aristocratic origin, and the ken or swords as the symbol of warlike spirit.
It was for precisely the same reason that arms such as a bow, an arrow, a helmet
etc. supplied a motive for the family crest. But this was not all. Insects, plants,
and even natural phenomena were sometimes used by the warriors of bygone days as
their crests, if they were attended by some warlike significance. These crests were
represented by the dragon-fly, better known among the warriors by the name katu-musi
or “insect of victory,” the omodaka or water-plantain, whose other name was kati-ikusa-sd
or “plant of victory.” The wave also serves as the motif of a martial crest.
Eloquent of the warlike meaning attached to the wave, an interesting anecdote is
told of Yamanouti- Kazutoyo, lord of the castle of Tosa, who flourished about the
17th century. Like a warrior of valor, he despised anything with an effeminate flavor.
One day his attention was caught by the crest of the wave worn by one of his retainers.
Thereupon, he severely rebuked him for bearing a crest unworthy of a warrior. But
his answer was that nothing would better conform to the secret of strategy than
the movements of the waves, which alternately beat the shore and retreated from
it. It pleased his lord so much that he asked for this crest of profound significance
for his own use, while giving his thoughtful retainer the crest of tomoe or “comma-
shape” worn by himself.
Lanterns with Crests At festivals, paper-lanterns bearing the crest of the shrine
are usually hung along the street.
There are also various crests of a religious character, based either on the Sinto,
Buddhist, Christian or other faiths.
Religious crests associated with the Sinto faith are those borrowing motives from
the messengers of the gods, or the trees and herbs sacred to them. It was no wonder
that faithful devotees of these gods should have used, from a keen desire to seek
their divine protection, their sacred symbols as their family crests. The deer as
the messenger of Kasuga-zinsya Shrine, the plum- blossom sacred to Tenman-gu Shrine,
the hollyhock sacred to Kamo-zinsya Shrine, etc. belong to the crests of this type.

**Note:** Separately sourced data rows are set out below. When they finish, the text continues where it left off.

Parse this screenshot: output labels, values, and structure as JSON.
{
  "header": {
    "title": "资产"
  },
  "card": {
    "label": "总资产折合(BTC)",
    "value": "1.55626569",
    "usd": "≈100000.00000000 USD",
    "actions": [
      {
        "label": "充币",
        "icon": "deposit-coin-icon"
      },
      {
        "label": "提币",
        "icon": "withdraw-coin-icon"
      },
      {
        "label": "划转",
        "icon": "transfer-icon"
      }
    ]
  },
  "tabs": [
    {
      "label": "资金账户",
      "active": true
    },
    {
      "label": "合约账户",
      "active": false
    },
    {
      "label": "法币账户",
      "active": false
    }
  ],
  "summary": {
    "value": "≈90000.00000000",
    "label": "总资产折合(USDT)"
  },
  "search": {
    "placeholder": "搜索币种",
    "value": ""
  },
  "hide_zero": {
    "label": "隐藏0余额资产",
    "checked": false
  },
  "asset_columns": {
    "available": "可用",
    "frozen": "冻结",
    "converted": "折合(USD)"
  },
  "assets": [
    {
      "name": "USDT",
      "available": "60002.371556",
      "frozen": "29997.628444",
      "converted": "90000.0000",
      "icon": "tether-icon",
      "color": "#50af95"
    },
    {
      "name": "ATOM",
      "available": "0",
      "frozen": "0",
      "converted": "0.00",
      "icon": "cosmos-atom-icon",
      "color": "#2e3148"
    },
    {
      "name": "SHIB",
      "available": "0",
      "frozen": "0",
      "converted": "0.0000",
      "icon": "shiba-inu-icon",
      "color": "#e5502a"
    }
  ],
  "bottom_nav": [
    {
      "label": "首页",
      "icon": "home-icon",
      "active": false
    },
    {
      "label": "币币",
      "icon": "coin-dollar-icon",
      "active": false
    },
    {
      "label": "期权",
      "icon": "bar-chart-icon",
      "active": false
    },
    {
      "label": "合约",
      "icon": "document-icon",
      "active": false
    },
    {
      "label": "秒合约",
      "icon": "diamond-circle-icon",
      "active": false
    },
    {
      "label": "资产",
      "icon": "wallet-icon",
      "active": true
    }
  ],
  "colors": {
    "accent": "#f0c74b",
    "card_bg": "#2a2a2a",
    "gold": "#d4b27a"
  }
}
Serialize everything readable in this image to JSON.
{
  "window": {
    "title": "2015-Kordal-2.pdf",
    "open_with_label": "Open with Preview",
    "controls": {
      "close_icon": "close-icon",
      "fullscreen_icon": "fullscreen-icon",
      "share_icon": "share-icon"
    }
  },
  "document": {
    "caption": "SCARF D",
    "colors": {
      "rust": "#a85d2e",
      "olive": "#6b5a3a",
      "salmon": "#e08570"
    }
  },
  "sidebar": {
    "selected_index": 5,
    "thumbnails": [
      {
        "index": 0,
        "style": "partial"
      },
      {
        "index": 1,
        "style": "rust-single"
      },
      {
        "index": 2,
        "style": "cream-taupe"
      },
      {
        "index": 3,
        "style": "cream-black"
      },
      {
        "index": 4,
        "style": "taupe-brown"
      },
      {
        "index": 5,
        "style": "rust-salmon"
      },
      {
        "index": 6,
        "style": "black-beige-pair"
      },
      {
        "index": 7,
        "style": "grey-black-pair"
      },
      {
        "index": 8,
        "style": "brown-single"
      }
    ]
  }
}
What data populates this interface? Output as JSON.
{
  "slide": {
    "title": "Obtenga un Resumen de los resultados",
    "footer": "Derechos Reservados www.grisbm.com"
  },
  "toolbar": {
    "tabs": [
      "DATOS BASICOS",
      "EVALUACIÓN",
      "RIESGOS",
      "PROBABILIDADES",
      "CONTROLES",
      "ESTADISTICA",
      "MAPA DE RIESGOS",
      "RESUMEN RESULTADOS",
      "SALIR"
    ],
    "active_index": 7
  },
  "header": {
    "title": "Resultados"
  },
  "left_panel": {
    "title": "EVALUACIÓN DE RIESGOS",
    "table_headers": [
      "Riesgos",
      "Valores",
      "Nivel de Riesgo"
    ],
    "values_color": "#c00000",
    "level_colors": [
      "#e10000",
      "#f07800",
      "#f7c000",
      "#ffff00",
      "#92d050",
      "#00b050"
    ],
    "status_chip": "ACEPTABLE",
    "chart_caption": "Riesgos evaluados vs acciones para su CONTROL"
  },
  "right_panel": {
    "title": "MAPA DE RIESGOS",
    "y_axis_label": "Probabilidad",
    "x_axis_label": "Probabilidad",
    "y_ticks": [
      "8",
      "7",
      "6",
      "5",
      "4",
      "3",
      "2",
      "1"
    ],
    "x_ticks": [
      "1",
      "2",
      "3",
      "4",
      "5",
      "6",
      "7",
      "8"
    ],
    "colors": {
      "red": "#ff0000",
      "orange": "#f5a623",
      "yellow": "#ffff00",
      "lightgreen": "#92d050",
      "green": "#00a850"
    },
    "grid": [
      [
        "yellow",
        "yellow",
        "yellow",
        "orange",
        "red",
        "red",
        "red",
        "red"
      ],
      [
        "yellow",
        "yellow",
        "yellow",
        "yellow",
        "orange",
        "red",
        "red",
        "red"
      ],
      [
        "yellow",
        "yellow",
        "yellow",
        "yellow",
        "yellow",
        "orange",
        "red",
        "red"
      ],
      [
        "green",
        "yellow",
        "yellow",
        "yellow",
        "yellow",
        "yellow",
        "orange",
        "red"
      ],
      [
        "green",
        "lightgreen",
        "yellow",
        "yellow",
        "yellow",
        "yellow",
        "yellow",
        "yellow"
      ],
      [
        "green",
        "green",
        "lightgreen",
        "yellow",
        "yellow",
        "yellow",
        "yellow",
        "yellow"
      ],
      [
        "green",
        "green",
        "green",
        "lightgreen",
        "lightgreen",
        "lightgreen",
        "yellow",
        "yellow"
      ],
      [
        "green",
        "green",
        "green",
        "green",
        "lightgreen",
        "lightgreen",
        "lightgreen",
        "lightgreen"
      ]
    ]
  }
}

Moreover, crests for some shrines were used also by their devotees as their family
crests. This fact accounts for the crest of a shrine which was widely in vogue as
the crest of families in the locality.
Compared with crests associated with Sinto, those of Buddhist origin are few. They
are mostly of Budhist utensils, and rarely of a nature to symbolize the doctrine
in a more direct way.
Not long after the introduction of Christianity into this country by Francisco Xavier,
the Portuguese Jesuit, in 1549, the Tokugawa Syogunate rigidly suppressed this Western
religion. However, the faith was secretly followed by ardent followers of the new
creed, who continued to use the cross as their family crest, though often under
some disguise. The crest known as Gion-mamori originates from the cross. It was
originally a crest blazoned after the amulet of Gion-zinsya Shrine, but later as
a variation of the St. Andrew's Cross it was adopted by illegal Christians as their
crest. Another well-known Christian crest is the so-called Nakagawa-kurusuy which
contains the Cross Patent within a double ring. Kurusu is a Japanese corruption